**RECORD SET**
▼▼▼
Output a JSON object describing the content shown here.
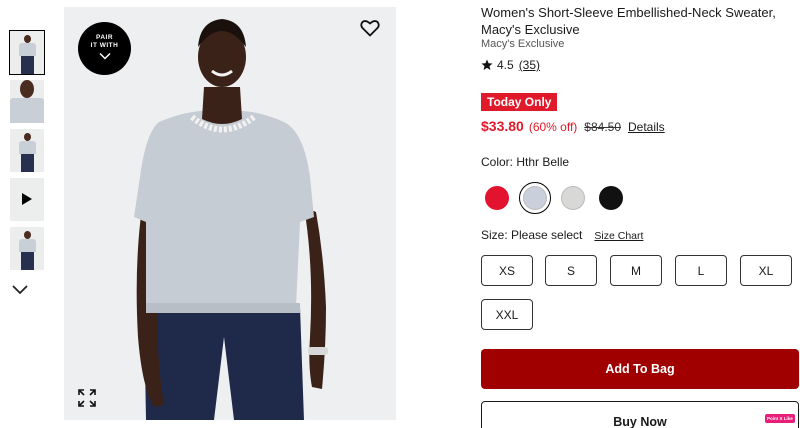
{
  "product": {
    "title": "Women's Short-Sleeve Embellished-Neck Sweater, Macy's Exclusive",
    "brand": "Macy's Exclusive",
    "rating": "4.5",
    "review_count": "(35)"
  },
  "gallery": {
    "pair_badge_line1": "PAIR",
    "pair_badge_line2": "IT WITH",
    "thumbnails": [
      "thumbnail-1",
      "thumbnail-2",
      "thumbnail-3",
      "video-thumbnail",
      "thumbnail-5"
    ],
    "icons": [
      "heart-icon",
      "expand-icon",
      "chevron-down-icon",
      "play-icon"
    ]
  },
  "pricing": {
    "badge": "Today Only",
    "current": "$33.80",
    "discount": "(60% off)",
    "original": "$84.50",
    "details_link": "Details",
    "sale_color": "#e01a2b"
  },
  "color": {
    "label": "Color: Hthr Belle",
    "swatches": [
      {
        "name": "red",
        "hex": "#e3122e"
      },
      {
        "name": "Hthr Belle",
        "hex": "#c9d0dc",
        "selected": true
      },
      {
        "name": "light-gray",
        "hex": "#d8d8d6"
      },
      {
        "name": "black",
        "hex": "#111111"
      }
    ]
  },
  "size": {
    "label": "Size: Please select",
    "chart_link": "Size Chart",
    "options": [
      "XS",
      "S",
      "M",
      "L",
      "XL",
      "XXL"
    ]
  },
  "actions": {
    "add_to_bag": "Add To Bag",
    "buy_now": "Buy Now",
    "add_to_bag_color": "#a10000"
  },
  "point_like_badge": "Point X Like"
}
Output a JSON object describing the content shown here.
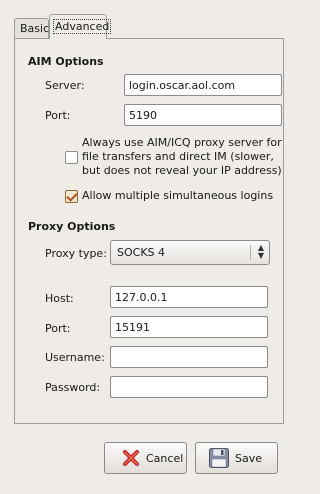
{
  "tabs": {
    "basic": "Basic",
    "advanced": "Advanced"
  },
  "aim": {
    "heading": "AIM Options",
    "server_label": "Server:",
    "server_value": "login.oscar.aol.com",
    "port_label": "Port:",
    "port_value": "5190",
    "proxy_check_line1": "Always use AIM/ICQ proxy server for",
    "proxy_check_line2": "file transfers and direct IM (slower,",
    "proxy_check_line3": "but does not reveal your IP address)",
    "proxy_check_checked": false,
    "multi_login_label": "Allow multiple simultaneous logins",
    "multi_login_checked": true
  },
  "proxy": {
    "heading": "Proxy Options",
    "type_label": "Proxy type:",
    "type_value": "SOCKS 4",
    "host_label": "Host:",
    "host_value": "127.0.0.1",
    "port_label": "Port:",
    "port_value": "15191",
    "username_label": "Username:",
    "username_value": "",
    "password_label": "Password:",
    "password_value": ""
  },
  "buttons": {
    "cancel": "Cancel",
    "save": "Save"
  },
  "icons": {
    "cancel": "red-x-icon",
    "save": "floppy-disk-icon"
  }
}
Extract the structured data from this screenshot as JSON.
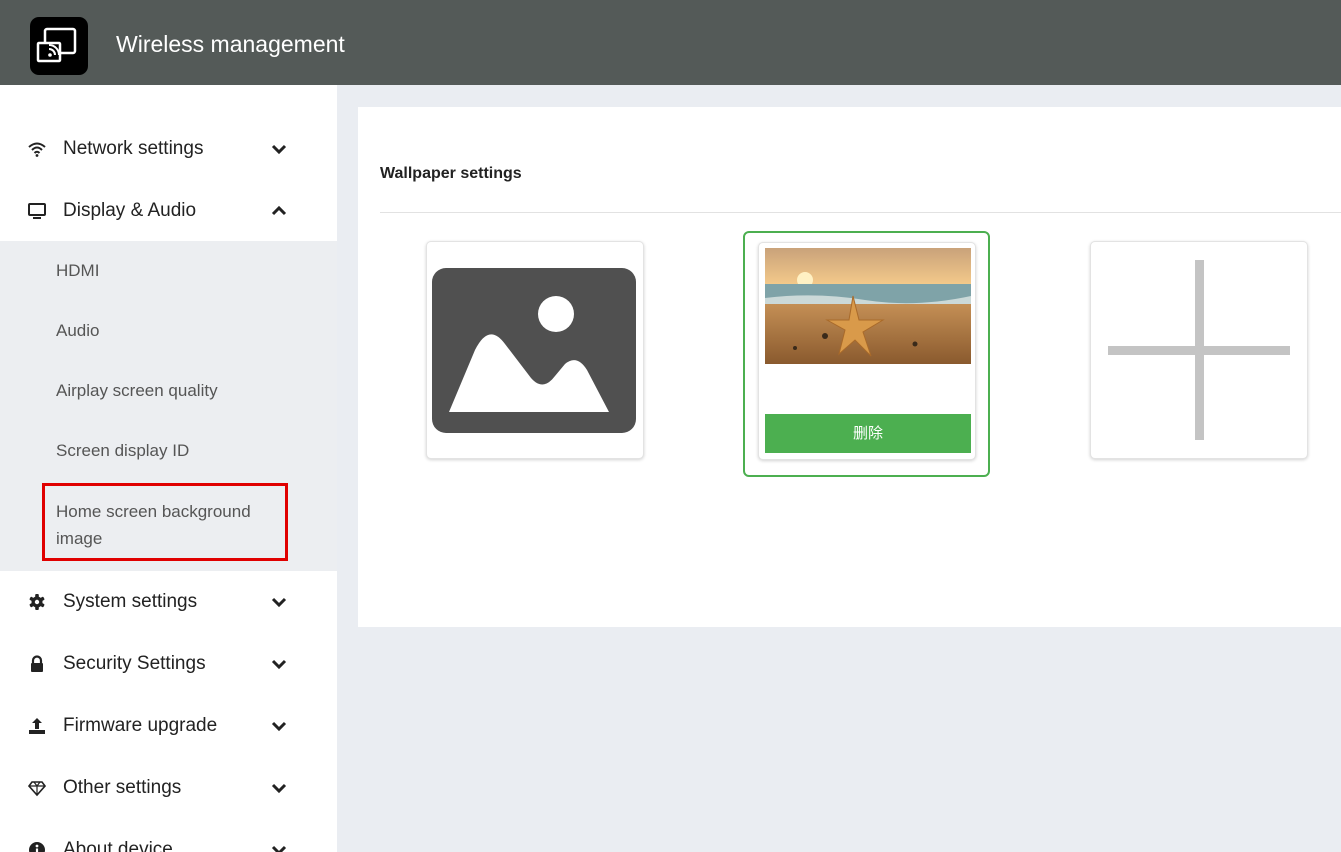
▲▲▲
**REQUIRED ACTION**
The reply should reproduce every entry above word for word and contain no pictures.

**ANSWER AREA**
Output a JSON object describing the content shown here.
{
  "product": {
    "title": "Women's Short-Sleeve Embellished-Neck Sweater, Macy's Exclusive",
    "brand": "Macy's Exclusive",
    "rating": "4.5",
    "review_count": "(35)"
  },
  "gallery": {
    "pair_badge_line1": "PAIR",
    "pair_badge_line2": "IT WITH",
    "thumbnails": [
      "thumbnail-1",
      "thumbnail-2",
      "thumbnail-3",
      "video-thumbnail",
      "thumbnail-5"
    ],
    "icons": [
      "heart-icon",
      "expand-icon",
      "chevron-down-icon",
      "play-icon"
    ]
  },
  "pricing": {
    "badge": "Today Only",
    "current": "$33.80",
    "discount": "(60% off)",
    "original": "$84.50",
    "details_link": "Details",
    "sale_color": "#e01a2b"
  },
  "color": {
    "label": "Color: Hthr Belle",
    "swatches": [
      {
        "name": "red",
        "hex": "#e3122e"
      },
      {
        "name": "Hthr Belle",
        "hex": "#c9d0dc",
        "selected": true
      },
      {
        "name": "light-gray",
        "hex": "#d8d8d6"
      },
      {
        "name": "black",
        "hex": "#111111"
      }
    ]
  },
  "size": {
    "label": "Size: Please select",
    "chart_link": "Size Chart",
    "options": [
      "XS",
      "S",
      "M",
      "L",
      "XL",
      "XXL"
    ]
  },
  "actions": {
    "add_to_bag": "Add To Bag",
    "buy_now": "Buy Now",
    "add_to_bag_color": "#a10000"
  },
  "point_like_badge": "Point X Like"
}
Output a JSON object describing the content shown here.
{
  "tabs": {
    "basic": "Basic",
    "advanced": "Advanced"
  },
  "aim": {
    "heading": "AIM Options",
    "server_label": "Server:",
    "server_value": "login.oscar.aol.com",
    "port_label": "Port:",
    "port_value": "5190",
    "proxy_check_line1": "Always use AIM/ICQ proxy server for",
    "proxy_check_line2": "file transfers and direct IM (slower,",
    "proxy_check_line3": "but does not reveal your IP address)",
    "proxy_check_checked": false,
    "multi_login_label": "Allow multiple simultaneous logins",
    "multi_login_checked": true
  },
  "proxy": {
    "heading": "Proxy Options",
    "type_label": "Proxy type:",
    "type_value": "SOCKS 4",
    "host_label": "Host:",
    "host_value": "127.0.0.1",
    "port_label": "Port:",
    "port_value": "15191",
    "username_label": "Username:",
    "username_value": "",
    "password_label": "Password:",
    "password_value": ""
  },
  "buttons": {
    "cancel": "Cancel",
    "save": "Save"
  },
  "icons": {
    "cancel": "red-x-icon",
    "save": "floppy-disk-icon"
  }
}
Extract the structured data from this screenshot as JSON.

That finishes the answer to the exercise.